DATA IN THIS EXERCISE section start

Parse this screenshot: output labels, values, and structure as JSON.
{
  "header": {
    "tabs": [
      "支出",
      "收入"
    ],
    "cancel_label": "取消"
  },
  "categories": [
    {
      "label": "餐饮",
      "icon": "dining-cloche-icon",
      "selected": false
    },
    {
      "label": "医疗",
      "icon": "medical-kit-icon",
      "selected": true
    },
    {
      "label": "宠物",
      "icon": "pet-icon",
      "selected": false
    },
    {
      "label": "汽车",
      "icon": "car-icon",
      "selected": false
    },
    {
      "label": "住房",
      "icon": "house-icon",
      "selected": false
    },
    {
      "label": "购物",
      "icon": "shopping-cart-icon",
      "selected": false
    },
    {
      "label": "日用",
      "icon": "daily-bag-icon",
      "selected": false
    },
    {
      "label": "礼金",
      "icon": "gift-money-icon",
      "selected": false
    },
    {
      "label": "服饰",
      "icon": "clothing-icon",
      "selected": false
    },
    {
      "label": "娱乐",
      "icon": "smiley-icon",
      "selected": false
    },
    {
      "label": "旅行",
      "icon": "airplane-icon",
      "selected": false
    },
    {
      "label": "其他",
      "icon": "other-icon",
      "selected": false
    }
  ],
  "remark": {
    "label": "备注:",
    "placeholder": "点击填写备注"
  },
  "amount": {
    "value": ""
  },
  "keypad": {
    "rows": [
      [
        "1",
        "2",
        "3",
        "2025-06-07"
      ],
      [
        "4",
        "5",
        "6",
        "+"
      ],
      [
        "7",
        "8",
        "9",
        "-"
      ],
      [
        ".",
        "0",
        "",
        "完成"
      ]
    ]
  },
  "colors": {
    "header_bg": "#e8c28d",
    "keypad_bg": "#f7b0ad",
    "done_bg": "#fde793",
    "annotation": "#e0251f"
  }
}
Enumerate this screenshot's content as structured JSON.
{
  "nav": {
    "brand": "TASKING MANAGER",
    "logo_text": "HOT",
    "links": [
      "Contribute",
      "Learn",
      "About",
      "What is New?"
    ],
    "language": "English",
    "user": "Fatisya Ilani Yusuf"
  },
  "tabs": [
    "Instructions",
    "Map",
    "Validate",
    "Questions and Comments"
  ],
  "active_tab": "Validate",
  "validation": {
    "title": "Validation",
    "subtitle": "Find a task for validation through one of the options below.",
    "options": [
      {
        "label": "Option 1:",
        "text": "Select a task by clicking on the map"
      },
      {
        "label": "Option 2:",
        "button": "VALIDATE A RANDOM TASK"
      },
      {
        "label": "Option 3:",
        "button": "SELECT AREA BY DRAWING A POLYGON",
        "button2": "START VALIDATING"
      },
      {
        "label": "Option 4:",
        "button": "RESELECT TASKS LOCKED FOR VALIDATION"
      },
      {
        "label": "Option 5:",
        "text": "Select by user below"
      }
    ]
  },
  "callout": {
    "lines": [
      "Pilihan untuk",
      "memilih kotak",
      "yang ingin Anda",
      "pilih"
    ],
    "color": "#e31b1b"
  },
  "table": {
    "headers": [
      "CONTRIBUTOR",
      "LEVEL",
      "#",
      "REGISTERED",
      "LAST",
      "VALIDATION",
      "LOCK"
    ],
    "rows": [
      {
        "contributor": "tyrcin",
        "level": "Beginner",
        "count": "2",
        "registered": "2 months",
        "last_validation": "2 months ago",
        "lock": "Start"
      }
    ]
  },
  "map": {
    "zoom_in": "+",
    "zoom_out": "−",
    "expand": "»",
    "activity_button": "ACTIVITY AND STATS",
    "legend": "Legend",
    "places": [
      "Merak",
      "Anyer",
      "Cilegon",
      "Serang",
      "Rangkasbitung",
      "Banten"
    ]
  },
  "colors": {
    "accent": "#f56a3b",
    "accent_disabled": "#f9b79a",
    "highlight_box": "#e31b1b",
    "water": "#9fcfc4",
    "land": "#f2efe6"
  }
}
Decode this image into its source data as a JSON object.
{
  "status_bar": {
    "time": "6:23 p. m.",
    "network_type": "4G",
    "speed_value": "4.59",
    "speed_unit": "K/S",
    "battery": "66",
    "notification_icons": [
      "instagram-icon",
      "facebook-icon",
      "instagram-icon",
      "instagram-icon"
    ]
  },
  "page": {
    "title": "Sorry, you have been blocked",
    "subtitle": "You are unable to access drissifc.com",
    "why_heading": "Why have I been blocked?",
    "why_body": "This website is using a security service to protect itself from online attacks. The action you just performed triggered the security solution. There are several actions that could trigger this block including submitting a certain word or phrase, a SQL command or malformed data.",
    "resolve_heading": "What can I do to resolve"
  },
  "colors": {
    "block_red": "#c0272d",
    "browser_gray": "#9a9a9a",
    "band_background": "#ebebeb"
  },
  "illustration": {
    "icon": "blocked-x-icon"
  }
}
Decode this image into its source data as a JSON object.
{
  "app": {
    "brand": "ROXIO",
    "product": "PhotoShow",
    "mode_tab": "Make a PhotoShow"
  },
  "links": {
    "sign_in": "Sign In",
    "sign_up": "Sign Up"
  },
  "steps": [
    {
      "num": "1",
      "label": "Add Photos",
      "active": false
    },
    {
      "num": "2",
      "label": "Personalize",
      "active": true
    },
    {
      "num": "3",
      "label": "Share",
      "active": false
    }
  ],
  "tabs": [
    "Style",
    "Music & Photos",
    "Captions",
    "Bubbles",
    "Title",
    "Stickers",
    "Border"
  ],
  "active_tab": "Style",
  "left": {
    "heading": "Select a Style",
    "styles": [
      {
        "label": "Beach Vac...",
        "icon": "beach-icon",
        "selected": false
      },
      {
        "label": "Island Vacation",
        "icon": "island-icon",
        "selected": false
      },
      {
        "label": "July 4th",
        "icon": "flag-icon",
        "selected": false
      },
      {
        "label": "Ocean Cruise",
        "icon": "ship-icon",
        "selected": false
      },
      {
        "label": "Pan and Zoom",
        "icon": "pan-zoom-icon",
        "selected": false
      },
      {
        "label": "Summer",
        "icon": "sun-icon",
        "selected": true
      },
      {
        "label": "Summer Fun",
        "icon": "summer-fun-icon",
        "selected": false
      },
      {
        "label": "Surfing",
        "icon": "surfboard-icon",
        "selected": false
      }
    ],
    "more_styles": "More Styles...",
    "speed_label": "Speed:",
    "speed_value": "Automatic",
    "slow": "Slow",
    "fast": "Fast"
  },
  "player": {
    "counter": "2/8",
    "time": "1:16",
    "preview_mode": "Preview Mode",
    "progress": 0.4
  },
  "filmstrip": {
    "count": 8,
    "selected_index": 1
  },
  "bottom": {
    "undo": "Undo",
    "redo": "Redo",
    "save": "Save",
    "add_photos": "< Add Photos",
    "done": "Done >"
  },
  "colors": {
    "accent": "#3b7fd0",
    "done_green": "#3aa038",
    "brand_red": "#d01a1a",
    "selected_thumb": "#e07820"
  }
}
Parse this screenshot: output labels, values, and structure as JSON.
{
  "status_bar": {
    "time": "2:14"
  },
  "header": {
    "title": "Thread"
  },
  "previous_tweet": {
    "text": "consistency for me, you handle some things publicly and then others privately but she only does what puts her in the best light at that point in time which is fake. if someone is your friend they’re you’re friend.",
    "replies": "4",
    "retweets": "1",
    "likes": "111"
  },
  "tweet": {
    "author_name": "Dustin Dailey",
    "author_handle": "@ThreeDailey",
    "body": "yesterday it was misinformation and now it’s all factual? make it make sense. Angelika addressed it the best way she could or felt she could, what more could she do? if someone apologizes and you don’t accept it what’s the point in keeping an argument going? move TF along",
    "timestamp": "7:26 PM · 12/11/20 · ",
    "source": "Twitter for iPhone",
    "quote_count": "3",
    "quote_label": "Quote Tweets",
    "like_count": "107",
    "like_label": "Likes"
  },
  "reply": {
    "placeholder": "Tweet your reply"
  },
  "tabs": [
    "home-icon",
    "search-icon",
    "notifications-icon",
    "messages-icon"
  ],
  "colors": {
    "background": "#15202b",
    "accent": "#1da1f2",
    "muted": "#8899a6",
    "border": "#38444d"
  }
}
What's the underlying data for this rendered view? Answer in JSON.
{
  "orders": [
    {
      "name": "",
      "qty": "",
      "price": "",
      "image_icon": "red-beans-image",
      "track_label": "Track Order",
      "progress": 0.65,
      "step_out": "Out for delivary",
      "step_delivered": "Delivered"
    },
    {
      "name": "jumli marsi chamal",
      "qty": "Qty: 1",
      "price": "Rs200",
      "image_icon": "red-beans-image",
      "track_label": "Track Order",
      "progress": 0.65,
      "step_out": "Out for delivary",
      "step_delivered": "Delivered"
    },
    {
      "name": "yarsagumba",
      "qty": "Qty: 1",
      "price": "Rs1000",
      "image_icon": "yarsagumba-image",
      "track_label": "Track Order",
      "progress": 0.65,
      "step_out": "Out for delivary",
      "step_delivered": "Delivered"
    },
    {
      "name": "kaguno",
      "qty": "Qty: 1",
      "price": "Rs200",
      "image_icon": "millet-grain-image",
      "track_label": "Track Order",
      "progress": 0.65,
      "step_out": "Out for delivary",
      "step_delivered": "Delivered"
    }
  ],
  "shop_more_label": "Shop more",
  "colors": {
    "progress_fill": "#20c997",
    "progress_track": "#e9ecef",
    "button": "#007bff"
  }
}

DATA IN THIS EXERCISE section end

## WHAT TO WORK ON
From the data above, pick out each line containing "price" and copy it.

## RESPONSE AREA
      "price": "",
      "price": "Rs200",
      "price": "Rs1000",
      "price": "Rs200",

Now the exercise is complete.